Harken back to your Economics 101 class and you may recall the concepts of built capital and financial capital as major pieces of the basic economic equation for producing goods and services. Others may be familiar with human capital and even the concept of social capital (one of my favorites especially when looking at the connection between social capital and walkability – but that may be another blog post!). All of these types of capital are key to thriving communities across the Globe. In this post, I’d like to discuss one type of capital that isn’t always considered but arguably provides many of the benefits we enjoy in New Hampshire’s vibrant villages—that is Natural Capital.

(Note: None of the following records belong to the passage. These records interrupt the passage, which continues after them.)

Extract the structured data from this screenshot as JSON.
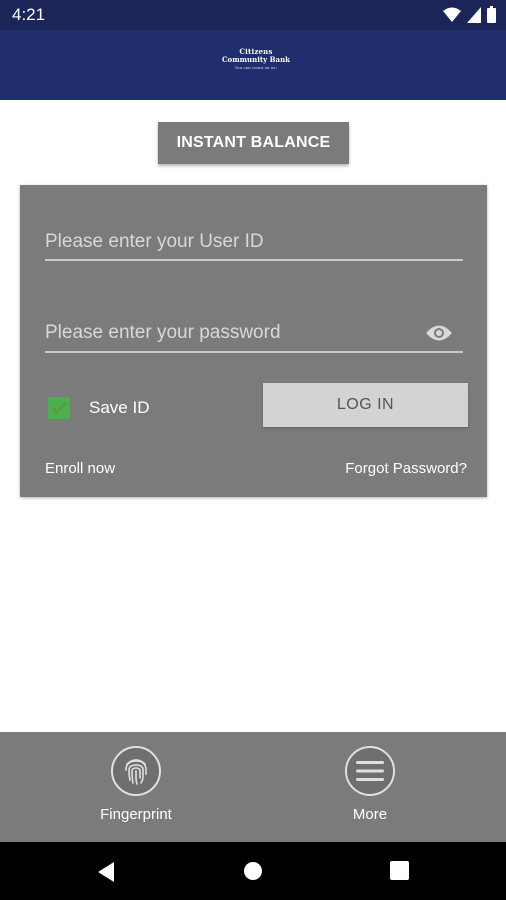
{
  "status_bar": {
    "time": "4:21",
    "icons": [
      "wifi-icon",
      "signal-icon",
      "battery-icon"
    ]
  },
  "header": {
    "logo_line1": "Citizens",
    "logo_line2": "Community Bank",
    "logo_tagline": "You can count on us!"
  },
  "instant_balance": {
    "label": "INSTANT BALANCE"
  },
  "login": {
    "user_id_placeholder": "Please enter your User ID",
    "password_placeholder": "Please enter your password",
    "save_id_label": "Save ID",
    "save_id_checked": true,
    "login_label": "LOG IN",
    "enroll_label": "Enroll now",
    "forgot_label": "Forgot Password?"
  },
  "bottom_nav": {
    "fingerprint_label": "Fingerprint",
    "more_label": "More"
  },
  "colors": {
    "header_bg": "#212e6d",
    "panel_gray": "#7b7b7b",
    "checkbox_green": "#4caf50",
    "button_light": "#d3d3d3"
  }
}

A quick definition of natural capital is: the assets, such as ecosystems, that humans rely upon for many of our needs, including clean water, food, and carbon capture. These assets provide a flow of goods and services for all of us called ecosystem services.
Many of us in the field of ecological economics study how we use and value our natural capital. Ecological economics is still developing, but it has already shown its potential for helping us think about solutions to some of the most pressing problems facing society. Have you ever come in from a wonderful day at the ocean or the lake or in the mountains and said, “wow, I really benefitted from New Hampshire’s natural capital today?” If you haven’t, don’t worry, you are not alone. Natural capital is often hidden or taken for granted in the background, and because there haven’t been many ways to value it and incorporate it into decision making, it hasn’t always been considered in our decision making.

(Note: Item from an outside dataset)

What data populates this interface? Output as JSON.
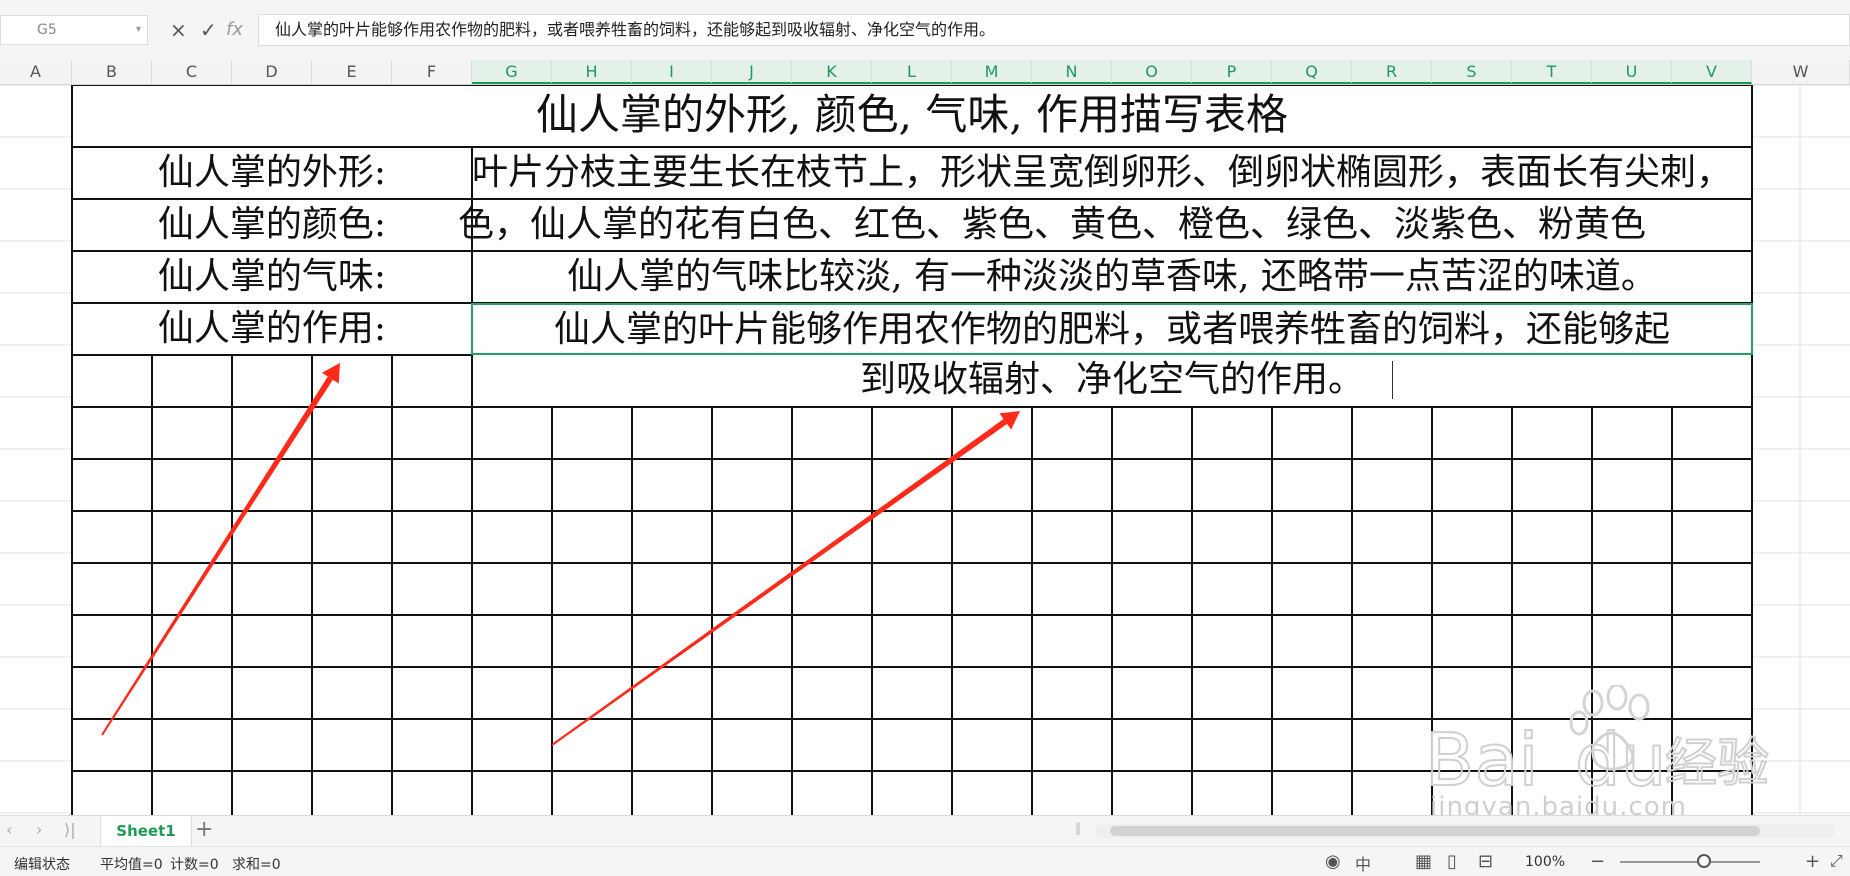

We are fortunate to be awash in natural capital here in New Hampshire, and it is arguably part of the New Hampshire advantage. Some of us are studying how we use natural capital in the region and how we can better incorporate it into our environmental decision making. My research group at Plymouth State University’s Center for the Environment has been looking at this very question in partnership with colleagues at UNH and Dartmouth with support from the National Science Foundation through New Hampshire’s Experimental Program to Stimulate Competitive Research (NH EPSCoR). One new study we just published looked at the value of conservation land in removing pollutants, such as Nitrogen, before it reaches the impaired Great Bay Estuary. Yes, you read that correctly, our natural capital (that is forests and watersheds) can help remove some pollutants as part of natural ecosystem functions and may help us save some money compared to building up engineered methods for purifying water and other services.

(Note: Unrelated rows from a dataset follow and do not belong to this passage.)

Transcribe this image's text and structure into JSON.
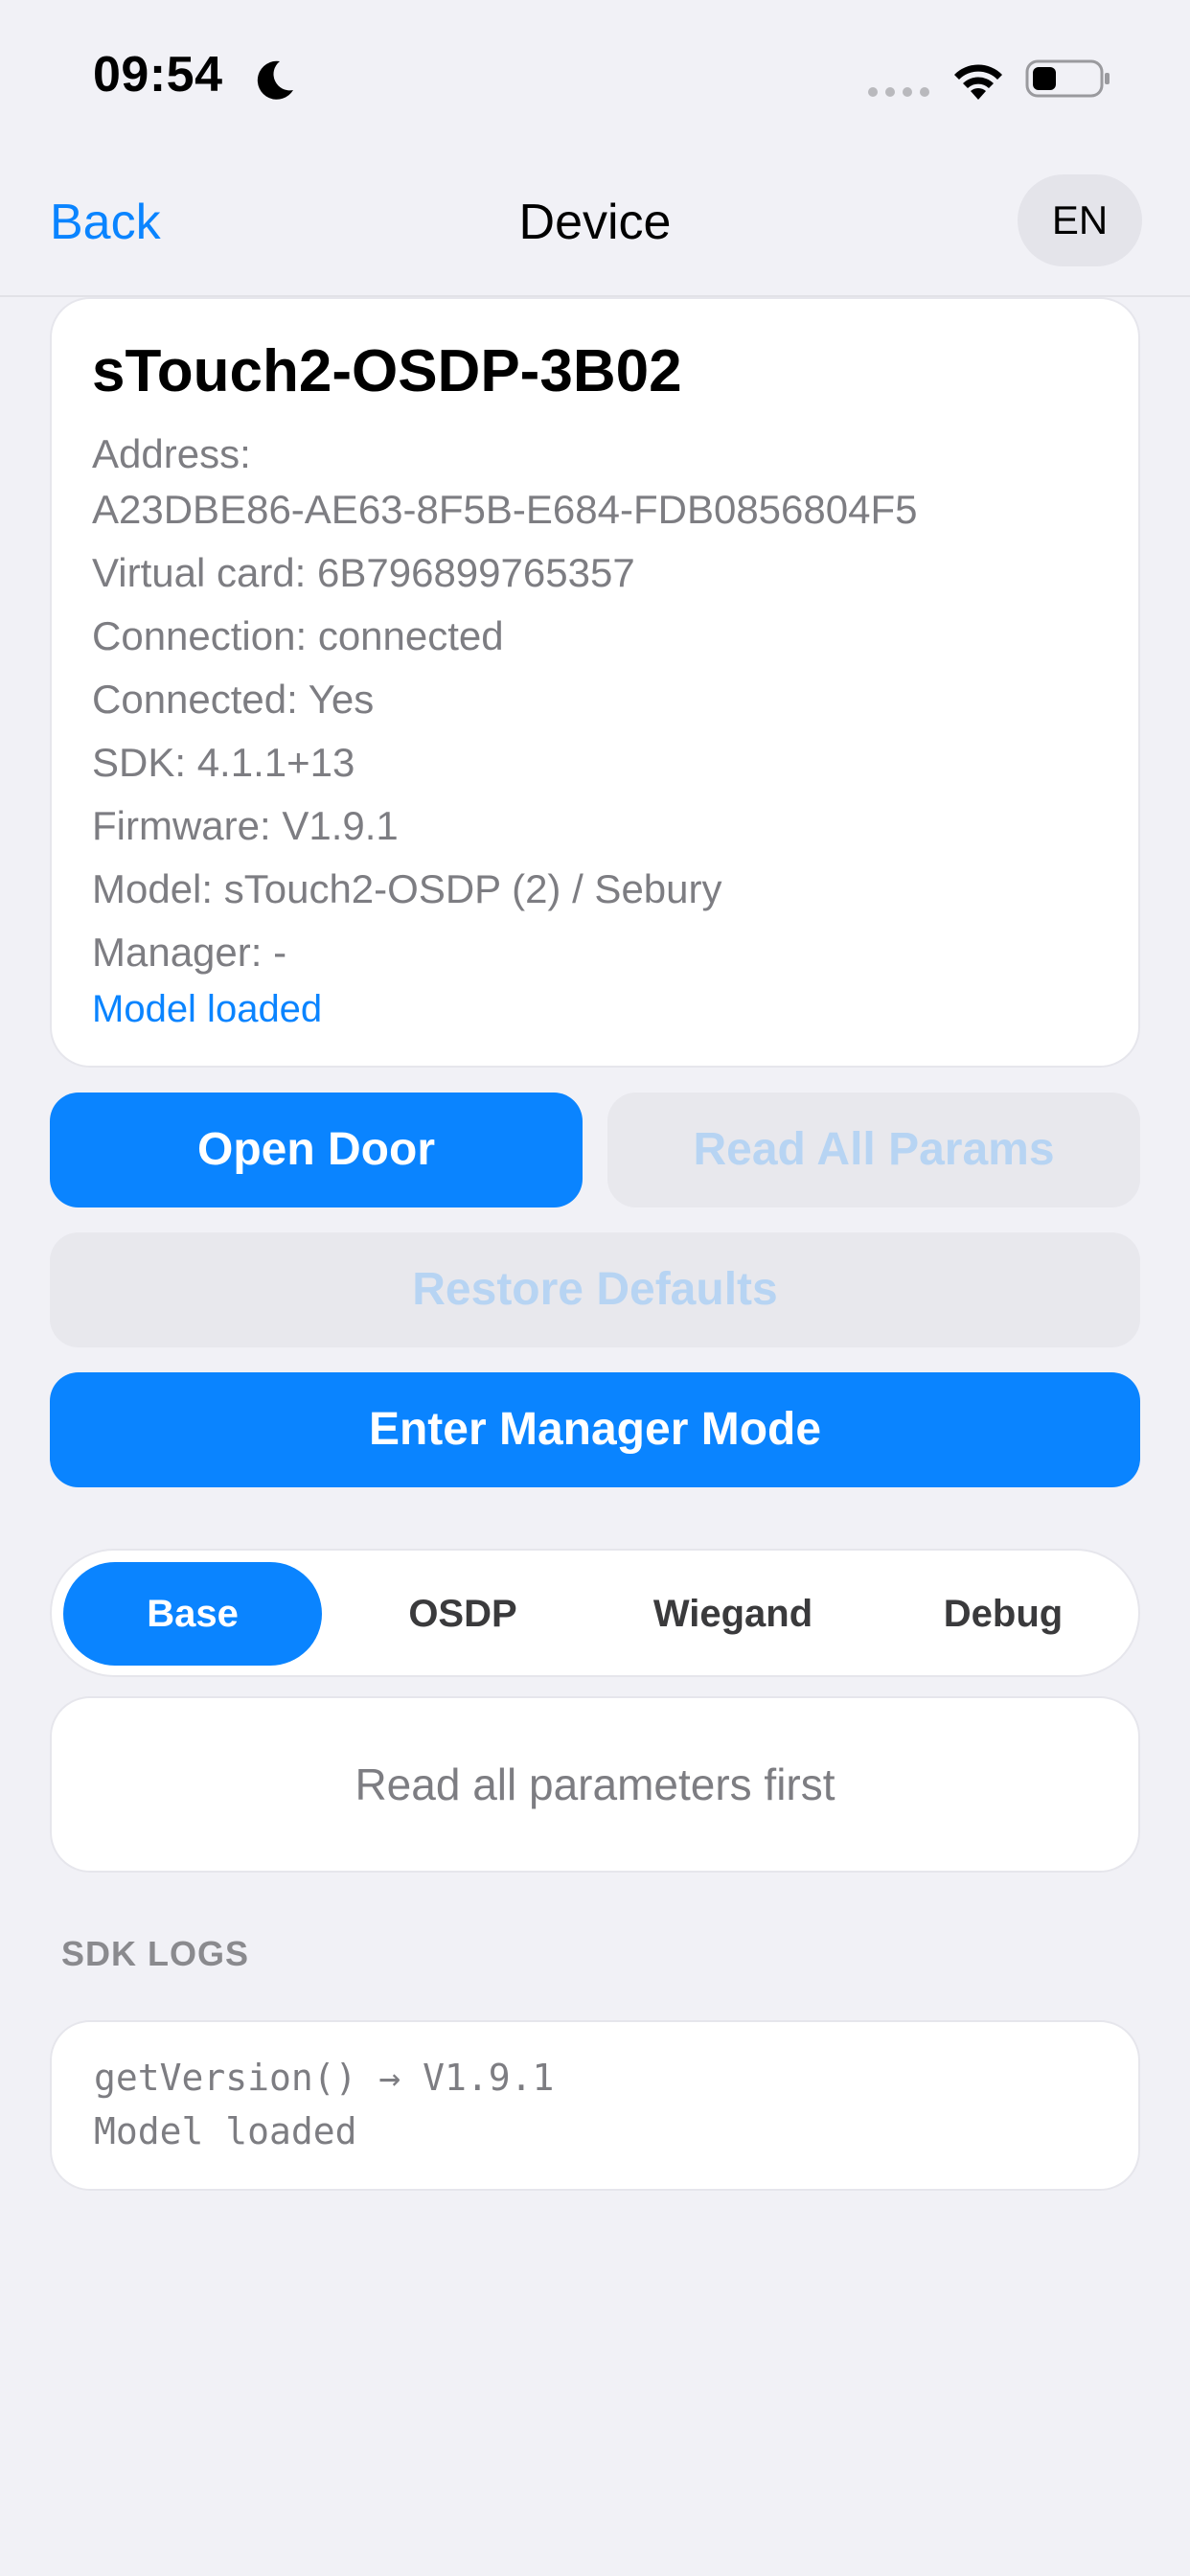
{
  "status_bar": {
    "time": "09:54"
  },
  "nav": {
    "back_label": "Back",
    "title": "Device",
    "language": "EN"
  },
  "device": {
    "name": "sTouch2-OSDP-3B02",
    "address_label": "Address:",
    "address_value": "A23DBE86-AE63-8F5B-E684-FDB0856804F5",
    "virtual_card": "Virtual card: 6B796899765357",
    "connection": "Connection: connected",
    "connected": "Connected: Yes",
    "sdk": "SDK: 4.1.1+13",
    "firmware": "Firmware: V1.9.1",
    "model": "Model: sTouch2-OSDP (2) / Sebury",
    "manager": "Manager: -",
    "model_status": "Model loaded"
  },
  "actions": {
    "open_door": "Open Door",
    "read_all_params": "Read All Params",
    "restore_defaults": "Restore Defaults",
    "enter_manager_mode": "Enter Manager Mode"
  },
  "tabs": [
    {
      "label": "Base",
      "active": true
    },
    {
      "label": "OSDP",
      "active": false
    },
    {
      "label": "Wiegand",
      "active": false
    },
    {
      "label": "Debug",
      "active": false
    }
  ],
  "params_placeholder": "Read all parameters first",
  "logs": {
    "header": "SDK LOGS",
    "lines": [
      "getVersion() → V1.9.1",
      "Model loaded"
    ]
  },
  "colors": {
    "accent": "#0a84ff",
    "background": "#f1f1f6",
    "secondary_text": "#7d7d82"
  }
}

Flood mitigation is another benefit from natural capital we might have in our communities. You may have heard of the valuable things wetlands can do for humans: holding back floodwater is one of those. For instance, a 1-acre wetland, 1-foot-deep can hold approximately 330,000 gallons of water (see Purdue Extension) and is often more cost effective than building a large flood control dam. This is not to mention the habitat and water purification services wetlands also provide as well as the copious recreational benefits our natural landscapes can provide, something we would call co-benefits and have tried to understand in another, recent paper.
All of these services contribute to the vibrancy of our villages, so the next time you are thinking about a planning decision in one of our wonderful villages, I suggest taking a second to ask about the natural capital implications. You’ll probably be happy you did – because not only will you save money but there likely will be many co-benefits for you and your fellow citizens to enjoy. Let me know how it goes!
This blog was originally written by Shannon Rogers and posted on the PLAN NH website on Sept. 26, 2016.